Exercise data START
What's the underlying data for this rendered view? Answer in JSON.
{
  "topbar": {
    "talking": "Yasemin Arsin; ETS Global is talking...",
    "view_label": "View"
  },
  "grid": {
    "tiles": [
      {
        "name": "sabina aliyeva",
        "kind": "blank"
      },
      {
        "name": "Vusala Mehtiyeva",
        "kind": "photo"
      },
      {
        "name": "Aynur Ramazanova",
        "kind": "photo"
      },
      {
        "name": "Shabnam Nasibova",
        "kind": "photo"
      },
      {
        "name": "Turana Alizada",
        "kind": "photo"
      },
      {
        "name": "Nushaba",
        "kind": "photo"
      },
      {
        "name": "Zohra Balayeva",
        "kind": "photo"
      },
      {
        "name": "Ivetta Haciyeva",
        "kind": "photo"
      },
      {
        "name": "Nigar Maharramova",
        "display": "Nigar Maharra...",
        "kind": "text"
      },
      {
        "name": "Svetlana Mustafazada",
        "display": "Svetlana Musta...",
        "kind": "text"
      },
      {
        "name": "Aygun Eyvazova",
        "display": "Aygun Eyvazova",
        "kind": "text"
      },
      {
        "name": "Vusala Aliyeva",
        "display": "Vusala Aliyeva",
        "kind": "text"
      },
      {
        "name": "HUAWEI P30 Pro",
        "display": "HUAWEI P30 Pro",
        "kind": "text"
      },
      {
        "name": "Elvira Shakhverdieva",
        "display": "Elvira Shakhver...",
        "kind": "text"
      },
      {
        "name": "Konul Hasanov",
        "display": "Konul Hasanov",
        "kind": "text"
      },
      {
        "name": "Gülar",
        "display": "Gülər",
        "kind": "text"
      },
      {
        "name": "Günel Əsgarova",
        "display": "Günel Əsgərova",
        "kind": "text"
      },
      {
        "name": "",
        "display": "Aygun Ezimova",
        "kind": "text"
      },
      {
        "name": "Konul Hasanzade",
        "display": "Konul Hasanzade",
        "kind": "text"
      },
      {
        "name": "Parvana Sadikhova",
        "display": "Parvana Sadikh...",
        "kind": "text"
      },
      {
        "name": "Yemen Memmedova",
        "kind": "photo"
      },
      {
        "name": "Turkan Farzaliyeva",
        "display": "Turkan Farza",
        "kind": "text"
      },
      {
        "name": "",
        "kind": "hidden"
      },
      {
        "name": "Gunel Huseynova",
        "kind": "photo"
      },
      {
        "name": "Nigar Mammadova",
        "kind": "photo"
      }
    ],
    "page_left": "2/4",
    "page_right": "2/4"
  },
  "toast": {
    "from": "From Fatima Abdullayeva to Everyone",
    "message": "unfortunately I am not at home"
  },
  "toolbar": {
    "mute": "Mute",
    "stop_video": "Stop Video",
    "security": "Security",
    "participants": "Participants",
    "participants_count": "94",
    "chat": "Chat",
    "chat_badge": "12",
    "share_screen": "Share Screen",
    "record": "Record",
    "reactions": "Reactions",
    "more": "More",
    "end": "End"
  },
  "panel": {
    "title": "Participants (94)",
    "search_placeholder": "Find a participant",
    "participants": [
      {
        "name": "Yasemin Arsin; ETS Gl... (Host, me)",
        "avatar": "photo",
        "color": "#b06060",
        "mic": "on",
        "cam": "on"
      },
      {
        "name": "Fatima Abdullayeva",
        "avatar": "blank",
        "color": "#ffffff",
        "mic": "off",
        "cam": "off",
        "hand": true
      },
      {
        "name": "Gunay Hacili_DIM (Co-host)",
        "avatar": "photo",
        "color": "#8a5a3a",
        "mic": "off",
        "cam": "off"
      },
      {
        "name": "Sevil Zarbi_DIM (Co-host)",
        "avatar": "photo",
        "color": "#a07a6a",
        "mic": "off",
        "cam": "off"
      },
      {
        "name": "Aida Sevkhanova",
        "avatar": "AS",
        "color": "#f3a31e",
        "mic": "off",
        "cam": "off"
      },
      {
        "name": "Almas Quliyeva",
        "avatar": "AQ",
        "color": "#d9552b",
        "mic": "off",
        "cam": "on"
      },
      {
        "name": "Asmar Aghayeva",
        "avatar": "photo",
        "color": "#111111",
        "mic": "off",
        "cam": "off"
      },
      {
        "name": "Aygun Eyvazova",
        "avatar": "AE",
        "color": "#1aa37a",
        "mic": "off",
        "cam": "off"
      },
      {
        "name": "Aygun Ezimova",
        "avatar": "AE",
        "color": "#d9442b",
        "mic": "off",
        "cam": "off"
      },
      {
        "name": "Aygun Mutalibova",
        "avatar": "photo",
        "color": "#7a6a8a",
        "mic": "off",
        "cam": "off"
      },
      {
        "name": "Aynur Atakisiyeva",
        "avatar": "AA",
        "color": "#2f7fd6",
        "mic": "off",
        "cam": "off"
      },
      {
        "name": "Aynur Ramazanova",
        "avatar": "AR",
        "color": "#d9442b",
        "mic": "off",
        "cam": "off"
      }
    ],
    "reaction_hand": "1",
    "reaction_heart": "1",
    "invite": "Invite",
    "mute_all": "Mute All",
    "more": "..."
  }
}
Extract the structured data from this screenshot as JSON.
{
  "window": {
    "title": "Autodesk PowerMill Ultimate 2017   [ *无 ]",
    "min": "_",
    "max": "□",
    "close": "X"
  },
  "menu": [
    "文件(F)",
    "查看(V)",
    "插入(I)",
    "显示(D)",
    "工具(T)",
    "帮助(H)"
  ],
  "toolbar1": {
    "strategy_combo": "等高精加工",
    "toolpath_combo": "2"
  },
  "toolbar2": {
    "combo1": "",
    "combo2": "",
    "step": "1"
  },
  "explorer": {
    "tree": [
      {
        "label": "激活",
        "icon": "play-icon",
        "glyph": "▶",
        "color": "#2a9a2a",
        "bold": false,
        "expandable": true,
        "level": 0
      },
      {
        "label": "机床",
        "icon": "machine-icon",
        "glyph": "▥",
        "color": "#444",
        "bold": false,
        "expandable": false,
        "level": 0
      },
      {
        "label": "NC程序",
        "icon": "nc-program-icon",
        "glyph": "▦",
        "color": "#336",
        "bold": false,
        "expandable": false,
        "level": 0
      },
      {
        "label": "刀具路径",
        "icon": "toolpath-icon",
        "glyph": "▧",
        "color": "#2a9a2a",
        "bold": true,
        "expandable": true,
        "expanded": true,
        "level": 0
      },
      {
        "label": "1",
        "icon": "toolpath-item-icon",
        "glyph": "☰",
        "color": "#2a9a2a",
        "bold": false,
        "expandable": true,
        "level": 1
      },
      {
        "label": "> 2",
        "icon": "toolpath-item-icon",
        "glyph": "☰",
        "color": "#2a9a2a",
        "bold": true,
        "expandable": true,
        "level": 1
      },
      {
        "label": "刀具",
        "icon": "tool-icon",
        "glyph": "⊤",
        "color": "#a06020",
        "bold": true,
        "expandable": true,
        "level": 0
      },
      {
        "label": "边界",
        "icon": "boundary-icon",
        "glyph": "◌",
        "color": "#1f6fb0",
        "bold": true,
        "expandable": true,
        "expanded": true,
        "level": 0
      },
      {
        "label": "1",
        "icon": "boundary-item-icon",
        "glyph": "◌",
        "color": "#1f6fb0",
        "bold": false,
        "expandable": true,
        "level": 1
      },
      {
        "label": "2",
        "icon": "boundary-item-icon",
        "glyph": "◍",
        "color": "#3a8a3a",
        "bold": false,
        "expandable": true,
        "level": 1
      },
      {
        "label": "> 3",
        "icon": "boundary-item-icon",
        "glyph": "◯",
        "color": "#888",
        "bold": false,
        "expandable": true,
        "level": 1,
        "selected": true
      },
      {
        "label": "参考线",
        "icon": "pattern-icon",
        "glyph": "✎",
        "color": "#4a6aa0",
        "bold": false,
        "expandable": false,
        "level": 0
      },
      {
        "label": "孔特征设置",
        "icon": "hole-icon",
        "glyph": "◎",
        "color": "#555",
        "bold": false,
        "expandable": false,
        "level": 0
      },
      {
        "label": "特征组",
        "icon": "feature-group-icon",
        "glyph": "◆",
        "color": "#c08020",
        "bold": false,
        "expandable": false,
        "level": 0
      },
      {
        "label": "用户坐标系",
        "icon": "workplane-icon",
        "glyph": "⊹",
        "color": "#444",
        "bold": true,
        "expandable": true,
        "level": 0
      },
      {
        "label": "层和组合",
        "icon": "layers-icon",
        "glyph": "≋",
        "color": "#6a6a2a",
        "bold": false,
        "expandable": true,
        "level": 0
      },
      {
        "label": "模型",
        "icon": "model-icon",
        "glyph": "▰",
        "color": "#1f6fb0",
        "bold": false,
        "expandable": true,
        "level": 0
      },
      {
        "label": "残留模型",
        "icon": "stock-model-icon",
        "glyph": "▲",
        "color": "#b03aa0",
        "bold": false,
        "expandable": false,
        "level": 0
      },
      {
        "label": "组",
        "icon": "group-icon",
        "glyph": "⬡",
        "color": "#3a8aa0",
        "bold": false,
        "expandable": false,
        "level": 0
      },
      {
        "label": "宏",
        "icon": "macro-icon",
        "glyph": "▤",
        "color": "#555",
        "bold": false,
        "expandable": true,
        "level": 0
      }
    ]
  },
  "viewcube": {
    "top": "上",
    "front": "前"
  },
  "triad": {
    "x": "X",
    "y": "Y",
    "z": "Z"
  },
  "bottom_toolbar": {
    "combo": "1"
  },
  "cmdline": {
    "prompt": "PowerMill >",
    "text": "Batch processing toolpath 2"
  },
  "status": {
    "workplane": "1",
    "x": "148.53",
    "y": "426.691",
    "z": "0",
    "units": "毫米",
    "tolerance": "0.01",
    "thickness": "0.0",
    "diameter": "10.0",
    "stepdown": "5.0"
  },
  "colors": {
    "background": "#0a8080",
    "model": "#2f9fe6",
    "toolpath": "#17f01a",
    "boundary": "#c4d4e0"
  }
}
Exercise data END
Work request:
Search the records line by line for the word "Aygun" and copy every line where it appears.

Problem solution:
        "name": "Aygun Eyvazova",
        "display": "Aygun Eyvazova",
        "display": "Aygun Ezimova",
        "name": "Aygun Eyvazova",
        "name": "Aygun Ezimova",
        "name": "Aygun Mutalibova",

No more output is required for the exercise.